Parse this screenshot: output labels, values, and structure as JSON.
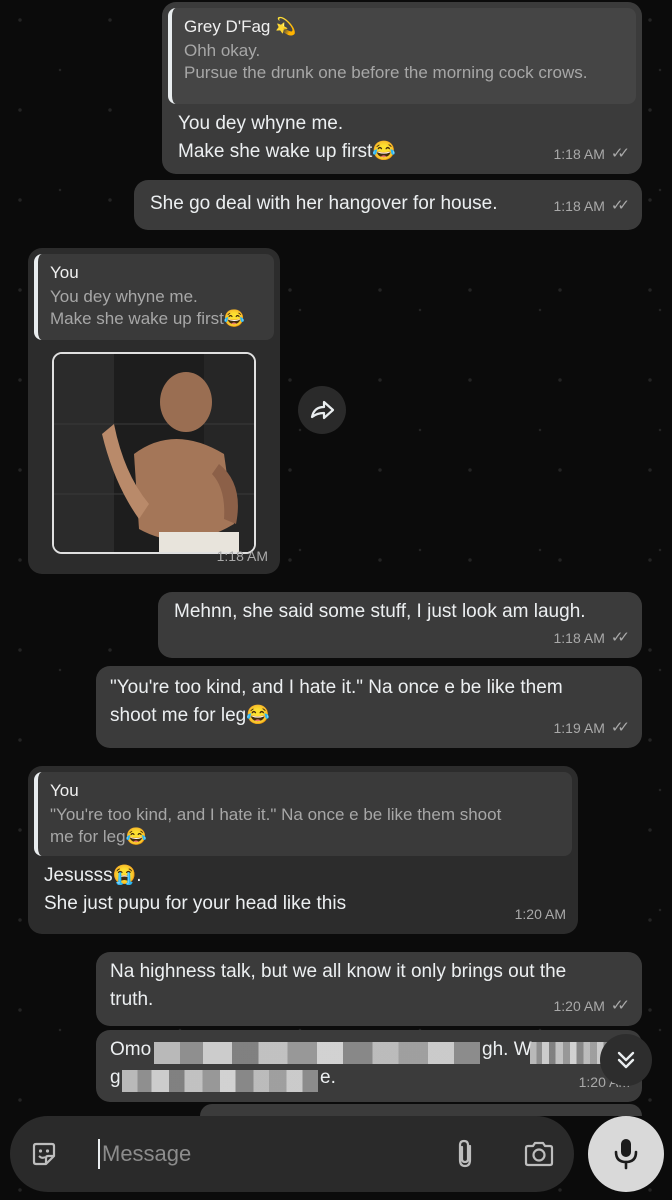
{
  "messages": [
    {
      "quote_name": "Grey D'Fag 💫",
      "quote_text": "Ohh okay.\nPursue the drunk one before the morning cock crows.",
      "text": "You dey whyne me.\nMake she wake up first😂",
      "time": "1:18 AM"
    },
    {
      "text": "She go deal with her hangover for house.",
      "time": "1:18 AM"
    },
    {
      "quote_name": "You",
      "quote_text": "You dey whyne me.\nMake she wake up first😂",
      "time": "1:18 AM"
    },
    {
      "text": "Mehnn, she said some stuff, I just look am laugh.",
      "time": "1:18 AM"
    },
    {
      "text": "\"You're too kind, and I hate it.\" Na once e be like them\nshoot me for leg😂",
      "time": "1:19 AM"
    },
    {
      "quote_name": "You",
      "quote_text": "\"You're too kind, and I hate it.\" Na once e be like them shoot\nme for leg😂",
      "text": "Jesusss😭.\nShe just pupu for your head like this",
      "time": "1:20 AM"
    },
    {
      "text": "Na highness talk, but we all know it only brings out the\ntruth.",
      "time": "1:20 AM"
    },
    {
      "text_start": "Omo",
      "text_mid": "gh. W",
      "text_line2_start": "g",
      "text_line2_end": "e.",
      "time": "1:20 AM"
    }
  ],
  "composer": {
    "placeholder": "Message"
  },
  "icons": {
    "ticks": "✓✓",
    "forward": "forward-icon",
    "emoji": "sticker-icon",
    "attach": "paperclip-icon",
    "camera": "camera-icon",
    "mic": "mic-icon",
    "scroll": "double-chevron-down-icon"
  }
}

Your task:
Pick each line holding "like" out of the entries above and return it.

Answer for the task:
      "text": "\"You're too kind, and I hate it.\" Na once e be like them\nshoot me for leg😂",
      "quote_text": "\"You're too kind, and I hate it.\" Na once e be like them shoot\nme for leg😂",
      "text": "Jesusss😭.\nShe just pupu for your head like this",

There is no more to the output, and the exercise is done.